Legend of the fountain
According to the legend of the fountain, Neptune got sick and tired of people throwing coins of gold in his fountain. They did this to pray for wealth and financial luck. One day he got very enraged: he hit his trident so hard on the ground that he pulverized all of the gold coins into tiny bits that they became worthless. This is how allegedly Gdańsk got its the Goldwasser (Gdańsk vodka), a liqueur with tiny goldflakes.
Neptune was an important God in mythology. It was the Roman God of the Sea (Poseidon, Greek equivalent). Mythological figures are omnipresent. When you look around at the rooftops on the merchant’s houses on the square where the fountain is, you may be able to recognize among others Athena, Hermes and other Greek-Roman mythical Gods adding to the importance to Gdańsk as powerful trading city.
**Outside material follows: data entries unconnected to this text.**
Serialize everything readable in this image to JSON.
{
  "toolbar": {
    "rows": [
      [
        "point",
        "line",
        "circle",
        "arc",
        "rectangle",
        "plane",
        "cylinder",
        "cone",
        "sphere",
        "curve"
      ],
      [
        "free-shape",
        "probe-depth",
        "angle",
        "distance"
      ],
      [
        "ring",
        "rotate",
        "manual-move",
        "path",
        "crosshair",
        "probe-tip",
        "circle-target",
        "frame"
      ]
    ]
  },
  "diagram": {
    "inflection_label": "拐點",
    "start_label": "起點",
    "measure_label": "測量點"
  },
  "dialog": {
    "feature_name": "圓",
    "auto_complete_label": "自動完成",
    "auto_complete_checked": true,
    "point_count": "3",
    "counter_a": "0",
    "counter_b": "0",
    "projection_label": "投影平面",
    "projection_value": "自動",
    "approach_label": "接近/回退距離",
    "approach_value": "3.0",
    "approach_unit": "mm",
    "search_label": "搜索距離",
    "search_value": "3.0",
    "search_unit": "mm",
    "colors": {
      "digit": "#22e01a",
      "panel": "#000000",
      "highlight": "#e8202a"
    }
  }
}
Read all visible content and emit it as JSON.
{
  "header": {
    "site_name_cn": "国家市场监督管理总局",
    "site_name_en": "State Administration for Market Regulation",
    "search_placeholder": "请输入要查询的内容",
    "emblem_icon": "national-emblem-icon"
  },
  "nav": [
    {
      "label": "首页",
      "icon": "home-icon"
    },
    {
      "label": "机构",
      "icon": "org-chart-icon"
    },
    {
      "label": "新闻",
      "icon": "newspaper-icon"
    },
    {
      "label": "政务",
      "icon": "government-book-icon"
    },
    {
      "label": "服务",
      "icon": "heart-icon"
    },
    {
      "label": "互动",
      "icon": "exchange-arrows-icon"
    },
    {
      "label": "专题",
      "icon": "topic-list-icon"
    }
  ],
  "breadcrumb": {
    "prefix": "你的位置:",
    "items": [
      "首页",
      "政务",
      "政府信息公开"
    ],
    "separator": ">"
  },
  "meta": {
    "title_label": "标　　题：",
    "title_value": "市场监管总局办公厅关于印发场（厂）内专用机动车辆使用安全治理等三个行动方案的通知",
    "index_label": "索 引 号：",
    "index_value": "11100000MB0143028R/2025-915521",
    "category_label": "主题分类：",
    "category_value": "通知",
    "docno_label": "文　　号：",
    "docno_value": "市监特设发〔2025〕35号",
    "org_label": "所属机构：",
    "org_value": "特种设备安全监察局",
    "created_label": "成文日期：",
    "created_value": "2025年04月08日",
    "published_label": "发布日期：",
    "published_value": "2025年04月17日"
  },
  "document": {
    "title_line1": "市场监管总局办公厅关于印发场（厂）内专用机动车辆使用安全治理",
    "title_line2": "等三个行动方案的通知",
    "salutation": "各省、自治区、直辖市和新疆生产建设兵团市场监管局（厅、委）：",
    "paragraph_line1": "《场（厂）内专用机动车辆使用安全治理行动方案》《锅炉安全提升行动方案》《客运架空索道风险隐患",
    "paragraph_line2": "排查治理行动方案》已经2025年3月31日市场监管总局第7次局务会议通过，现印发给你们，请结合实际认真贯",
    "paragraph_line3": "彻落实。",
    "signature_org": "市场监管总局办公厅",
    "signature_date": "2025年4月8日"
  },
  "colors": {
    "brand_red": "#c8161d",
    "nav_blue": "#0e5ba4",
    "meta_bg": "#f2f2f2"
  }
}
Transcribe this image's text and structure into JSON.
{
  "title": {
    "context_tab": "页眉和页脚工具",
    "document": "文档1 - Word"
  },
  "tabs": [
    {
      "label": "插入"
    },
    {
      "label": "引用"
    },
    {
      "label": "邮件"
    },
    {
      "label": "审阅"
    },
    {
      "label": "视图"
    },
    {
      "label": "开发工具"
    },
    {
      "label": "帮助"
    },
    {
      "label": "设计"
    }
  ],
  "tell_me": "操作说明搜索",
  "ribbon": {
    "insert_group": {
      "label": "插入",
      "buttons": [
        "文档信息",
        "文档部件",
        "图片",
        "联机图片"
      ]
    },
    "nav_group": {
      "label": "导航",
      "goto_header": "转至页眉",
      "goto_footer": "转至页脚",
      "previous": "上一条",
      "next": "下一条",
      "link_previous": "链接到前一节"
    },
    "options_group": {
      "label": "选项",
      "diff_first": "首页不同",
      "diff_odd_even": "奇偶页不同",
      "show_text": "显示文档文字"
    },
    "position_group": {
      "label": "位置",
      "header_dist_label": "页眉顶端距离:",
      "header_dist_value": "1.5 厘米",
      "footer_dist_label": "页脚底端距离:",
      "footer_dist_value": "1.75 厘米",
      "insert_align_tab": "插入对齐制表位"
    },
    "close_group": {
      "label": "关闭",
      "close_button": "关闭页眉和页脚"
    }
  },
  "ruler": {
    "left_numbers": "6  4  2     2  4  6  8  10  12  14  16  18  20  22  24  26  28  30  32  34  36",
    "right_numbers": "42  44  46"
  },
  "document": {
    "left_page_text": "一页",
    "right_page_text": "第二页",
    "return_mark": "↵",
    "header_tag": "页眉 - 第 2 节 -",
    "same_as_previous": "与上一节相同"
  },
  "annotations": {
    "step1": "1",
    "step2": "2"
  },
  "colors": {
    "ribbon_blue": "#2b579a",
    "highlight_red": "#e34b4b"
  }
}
History of the fountain
Mayor from 1605–1614, Bartłomiej Schachmann (Barthell Schachtmann), wanted to raise at the entrance of the Artus Court a monument. Artus Court was back then the meeting place of the merchant’s trading with Gdańsk. As lots of merchants came to Gdańsk, the mayor was looking for a worthy symbol that would characterize Gdańsk as powerful wealthy European trading city. The monument had to replace the original unknown water well that existed at the same place.
Schachtmann commissioned Flemish sculptor and architect Abraham van den Blocke (who also built the Golden Gate) with this project. Works started in the beginning of the 17th century. Various people helped in the creation of the complete fountain project e.g. the statue, the extensions, the waterworks. At first, watertanks were used; later an underground connection with a stream running through Gdańsk was made. The Flemish artist Peter Hussen created the statue but Gerdt Benning casted the 650 kg statue in bronze. At this time, the statue was of a Flemish mannerism architectural style. Across the statue were townhouses where the Polish kings used to stay while being in Gdańsk. Respectfully Neptune is bowing his head in case they would be in town.
In the second half of the 18th century, the fountain got refurbished and extended with a series of seashells by Johann Karl (Carl) Stender. This is when the fountain received its rococoarchitectural style. During World War II the statue was briefly moved away from the warzone. In 1988 the statue got refurbished again and its genitals were covered with a figleave.